I’m still going to school, and I want to be a social worker for police officers, military service members, and Veterans. There are not enough counselors with lived experience to serve these populations who work on the front lines. I think this is a huge problem in addressing critical issues, such as military culture, high suicide rates among members of law enforcement and the military, and high rates of trauma among service members who were deployed to theaters of war.
Erika: How do you view intellectual wellness as being part of a person’s total health?
Jason: I’m a “why guy.” I’m interested in everybody’s story, and I am always looking for someone to change or expand my thinking.
Erika: Have your views and understanding of the connections between trauma, behavioral health disorders, and justice involvement changed through the training and fieldwork of the different professions in which you worked?
Jason: I used to think that addiction was something a person could stop when they wanted to, and I did not believe it was a disease. Over time, several events in my police career inspired me to transform my thinking. Around the same time that I saw Sheriff Apple talk about the SHARP program, I received my first notification at work of an overdose death. I realized how the event impacted the whole family as well as the person who died, I saw parents searching late at night for their children who were using drugs, and one time I arrested someone for drug possession who explained to me at the station how he had become addicted to heroin after his longstanding prescription of OxyContin® had been discontinued. Later in my police career, I would offer to bring people with substance use disorders that I arrested to a detox facility. No one ever took me up on my offer, but this represented a shift in my thinking.
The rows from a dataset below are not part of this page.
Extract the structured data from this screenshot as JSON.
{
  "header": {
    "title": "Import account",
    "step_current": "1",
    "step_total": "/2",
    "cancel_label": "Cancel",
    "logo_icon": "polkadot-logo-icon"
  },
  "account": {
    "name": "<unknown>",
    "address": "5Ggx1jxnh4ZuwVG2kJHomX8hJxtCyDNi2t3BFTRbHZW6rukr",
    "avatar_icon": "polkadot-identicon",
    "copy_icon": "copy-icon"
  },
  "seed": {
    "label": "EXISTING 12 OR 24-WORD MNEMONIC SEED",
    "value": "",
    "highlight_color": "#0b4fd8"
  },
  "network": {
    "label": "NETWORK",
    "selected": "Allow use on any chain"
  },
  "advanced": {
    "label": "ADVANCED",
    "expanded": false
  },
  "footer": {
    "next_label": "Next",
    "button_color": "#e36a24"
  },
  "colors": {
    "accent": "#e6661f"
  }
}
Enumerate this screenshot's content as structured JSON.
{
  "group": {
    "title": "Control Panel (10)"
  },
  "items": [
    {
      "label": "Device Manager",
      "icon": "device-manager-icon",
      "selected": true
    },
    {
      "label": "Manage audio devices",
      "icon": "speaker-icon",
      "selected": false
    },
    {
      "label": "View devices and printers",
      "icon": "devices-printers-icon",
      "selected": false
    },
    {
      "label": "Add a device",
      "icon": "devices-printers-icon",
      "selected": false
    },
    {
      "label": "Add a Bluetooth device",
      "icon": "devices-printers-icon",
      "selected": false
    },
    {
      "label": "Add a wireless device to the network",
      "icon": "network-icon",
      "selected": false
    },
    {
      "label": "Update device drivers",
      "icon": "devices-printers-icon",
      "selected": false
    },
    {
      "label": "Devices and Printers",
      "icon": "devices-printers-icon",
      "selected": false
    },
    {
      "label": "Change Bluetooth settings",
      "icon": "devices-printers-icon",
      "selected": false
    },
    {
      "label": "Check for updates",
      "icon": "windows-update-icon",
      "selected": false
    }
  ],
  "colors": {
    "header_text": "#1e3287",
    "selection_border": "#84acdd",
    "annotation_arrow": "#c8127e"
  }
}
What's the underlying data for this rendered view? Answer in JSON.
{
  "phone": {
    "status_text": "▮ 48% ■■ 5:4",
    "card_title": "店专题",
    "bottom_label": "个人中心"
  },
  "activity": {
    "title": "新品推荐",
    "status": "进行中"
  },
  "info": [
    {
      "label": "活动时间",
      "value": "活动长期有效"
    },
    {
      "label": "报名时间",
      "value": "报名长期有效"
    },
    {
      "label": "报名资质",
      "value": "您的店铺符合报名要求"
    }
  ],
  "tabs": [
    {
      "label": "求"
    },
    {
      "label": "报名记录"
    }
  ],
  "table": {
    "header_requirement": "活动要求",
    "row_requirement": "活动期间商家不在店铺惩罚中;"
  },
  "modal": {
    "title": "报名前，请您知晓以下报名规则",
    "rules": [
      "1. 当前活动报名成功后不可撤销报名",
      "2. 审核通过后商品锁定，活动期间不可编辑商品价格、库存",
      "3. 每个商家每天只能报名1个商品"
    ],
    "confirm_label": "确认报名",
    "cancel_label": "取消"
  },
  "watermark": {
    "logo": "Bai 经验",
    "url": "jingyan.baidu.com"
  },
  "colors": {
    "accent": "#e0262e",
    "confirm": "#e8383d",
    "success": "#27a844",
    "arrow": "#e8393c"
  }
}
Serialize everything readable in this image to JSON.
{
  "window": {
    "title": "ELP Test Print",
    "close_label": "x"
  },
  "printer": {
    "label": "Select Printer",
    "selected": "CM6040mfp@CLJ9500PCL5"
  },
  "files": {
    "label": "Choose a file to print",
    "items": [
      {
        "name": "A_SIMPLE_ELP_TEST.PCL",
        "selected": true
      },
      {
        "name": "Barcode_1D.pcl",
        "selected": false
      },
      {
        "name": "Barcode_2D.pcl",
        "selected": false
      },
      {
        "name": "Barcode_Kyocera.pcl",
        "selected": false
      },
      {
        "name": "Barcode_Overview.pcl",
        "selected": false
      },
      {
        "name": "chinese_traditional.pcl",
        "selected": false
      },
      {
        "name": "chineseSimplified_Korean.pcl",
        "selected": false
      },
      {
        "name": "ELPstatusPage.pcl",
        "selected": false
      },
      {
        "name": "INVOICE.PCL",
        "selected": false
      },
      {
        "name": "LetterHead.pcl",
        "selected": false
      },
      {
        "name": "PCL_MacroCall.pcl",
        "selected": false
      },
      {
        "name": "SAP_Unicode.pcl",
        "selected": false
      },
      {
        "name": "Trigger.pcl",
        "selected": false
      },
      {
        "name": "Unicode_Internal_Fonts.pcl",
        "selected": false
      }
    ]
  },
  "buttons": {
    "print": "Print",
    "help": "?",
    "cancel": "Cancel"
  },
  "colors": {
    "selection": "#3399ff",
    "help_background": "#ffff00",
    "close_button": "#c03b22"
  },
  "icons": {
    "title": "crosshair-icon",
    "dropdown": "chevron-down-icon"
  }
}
Erika: What is one helpful thing you have learned from your counseling work about understanding and articulating the losses associated with illness, mortality, or crisis?
Jason: I enjoy talking with the people in the MAT program, and I resonate with them. The work takes a lot of personal energy because you interact with many people you want to be successful, but they have gotten caught up in a bad situation. The successes you witness are wonderful, but part of this work in the addiction field is that some people die from their illnesses. Self-care is important. If you don’t take care of yourself, you can’t help anybody, so I always make sure I care for myself.
Erika: Do you have a favorite film that illustrates what we discussed today?
Jason: One of my favorite films is Rudy (Anspaugh, 1993). It’s a true story about Daniel “Rudy” Ruettiger. He grew up in Indiana, and he always wanted to play for Notre Dame. Everyone told him he couldn’t make it because he was just a small guy, but he tried out and eventually made the practice squad, then he played the last game of the year and got one play in. It’s a story about, despite being told you can’t accomplish something, working hard and doing it. I’ve always supported myself and worked for everything that I have. That’s how I was brought up, to work hard for what you want, and that includes your goals, so I have always been very goal-driven. If someone tells me I can’t do something, it motivates me to meet the challenge.